Career Choice: Motherhood Now or Later
Wake Up, Smell the Discrimination and Look Out for Your Career
Aug. 14, 2008
Maybe it's just me, but sometimes it feels as if researchers are popping out press releases on motherhood and careers faster than women are actually birthing babies.
In July, researchers at the University of California, Berkeley, told us that Harvard grads who went on to get their MBAs became stay-at-home moms at a higher rate than grads who went on to become doctors or lawyers.
Earlier this month, Cornell University let us know that mothers were 90 percent more likely to ditch their careers if their husbands worked at least 60 hours a week but that, if the roles were reversed, the husbands would likely keep on working.
And just last week, Cambridge University informed us that in the U.S., the percentage of people in favor of moms working full time dropped to 38 percent in 2002, down from 51 percent in 1994. In other words, if you believe that "family life would not suffer" if a mom has a career, you're in the minority.
and note the mention of MLTS & Robin!

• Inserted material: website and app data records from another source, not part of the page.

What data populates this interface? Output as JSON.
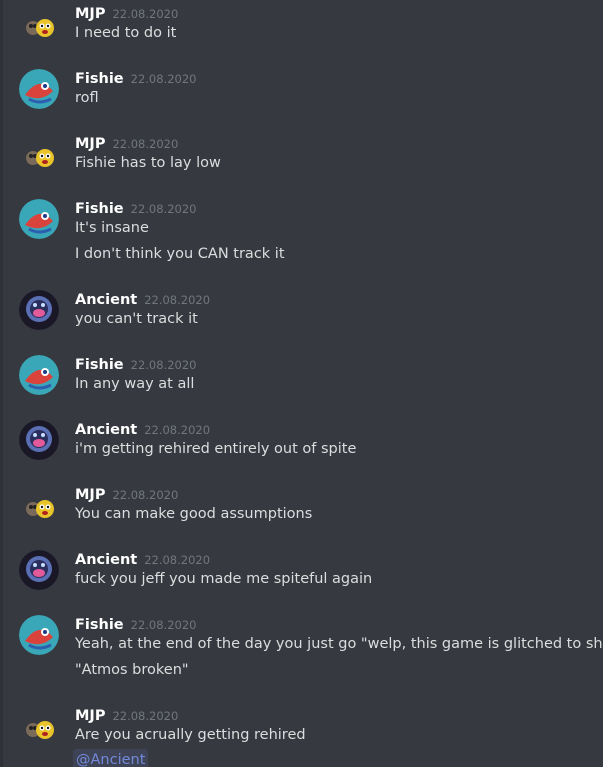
{
  "messages": [
    {
      "author": "MJP",
      "avatar": "mjp-avatar-icon",
      "time": "22.08.2020",
      "lines": [
        "I need to do it"
      ]
    },
    {
      "author": "Fishie",
      "avatar": "fishie-avatar-icon",
      "time": "22.08.2020",
      "lines": [
        "rofl"
      ]
    },
    {
      "author": "MJP",
      "avatar": "mjp-avatar-icon",
      "time": "22.08.2020",
      "lines": [
        "Fishie has to lay low"
      ]
    },
    {
      "author": "Fishie",
      "avatar": "fishie-avatar-icon",
      "time": "22.08.2020",
      "lines": [
        "It's insane",
        "I don't think you CAN track it"
      ]
    },
    {
      "author": "Ancient",
      "avatar": "ancient-avatar-icon",
      "time": "22.08.2020",
      "lines": [
        "you can't track it"
      ]
    },
    {
      "author": "Fishie",
      "avatar": "fishie-avatar-icon",
      "time": "22.08.2020",
      "lines": [
        "In any way at all"
      ]
    },
    {
      "author": "Ancient",
      "avatar": "ancient-avatar-icon",
      "time": "22.08.2020",
      "lines": [
        "i'm getting rehired entirely out of spite"
      ]
    },
    {
      "author": "MJP",
      "avatar": "mjp-avatar-icon",
      "time": "22.08.2020",
      "lines": [
        "You can make good assumptions"
      ]
    },
    {
      "author": "Ancient",
      "avatar": "ancient-avatar-icon",
      "time": "22.08.2020",
      "lines": [
        "fuck you jeff you made me spiteful again"
      ]
    },
    {
      "author": "Fishie",
      "avatar": "fishie-avatar-icon",
      "time": "22.08.2020",
      "lines": [
        "Yeah, at the end of the day you just go \"welp, this game is glitched to shit\"",
        "\"Atmos broken\""
      ]
    },
    {
      "author": "MJP",
      "avatar": "mjp-avatar-icon",
      "time": "22.08.2020",
      "lines": [
        "Are you acrually getting rehired"
      ]
    }
  ],
  "mention": "@Ancient",
  "colors": {
    "background": "#36393f",
    "username": "#ffffff",
    "timestamp": "#72767d",
    "message_text": "#dcddde",
    "mention": "#7289da"
  }
}
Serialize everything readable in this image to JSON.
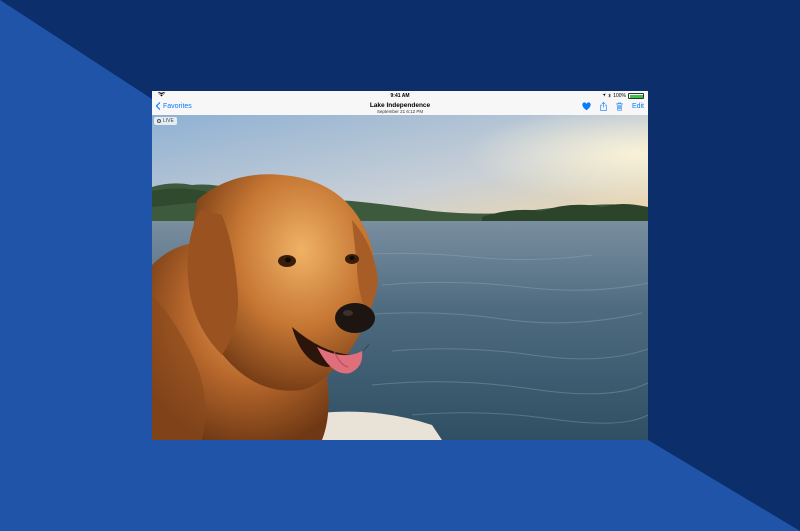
{
  "status_bar": {
    "time": "9:41 AM",
    "battery": "100%",
    "battery_level": 1.0
  },
  "nav": {
    "back_label": "Favorites",
    "title": "Lake Independence",
    "subtitle": "September 21  6:12 PM",
    "edit_label": "Edit"
  },
  "photo": {
    "live_label": "LIVE"
  },
  "colors": {
    "accent": "#0a7aff",
    "background_light": "#1f54a8",
    "background_dark": "#0c2f6b",
    "bar": "#f7f7f7"
  },
  "icons": {
    "back": "chevron-left-icon",
    "favorite": "heart-icon",
    "share": "share-icon",
    "delete": "trash-icon",
    "wifi": "wifi-icon",
    "live": "live-photo-icon"
  }
}
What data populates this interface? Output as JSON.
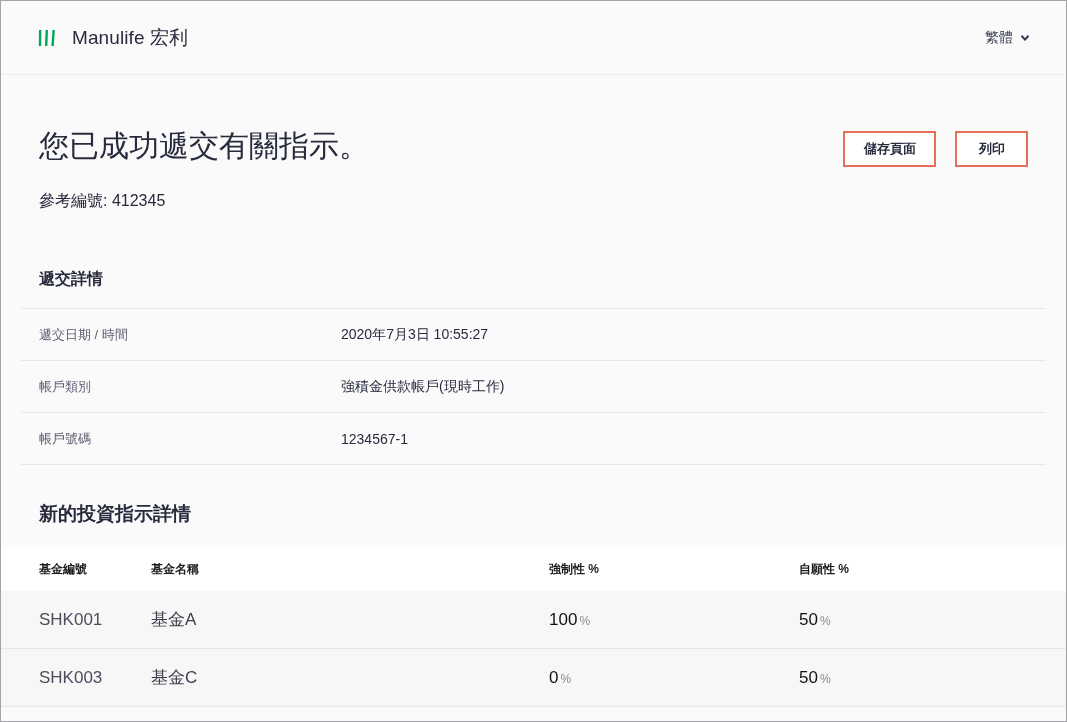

Then again, there's always the concern that you could jeopardize your job or fall behind in your career development by taking too long a leave, said Robin Gorman Newman, founder of MotherhoodLater.com, a Web community for moms over 35.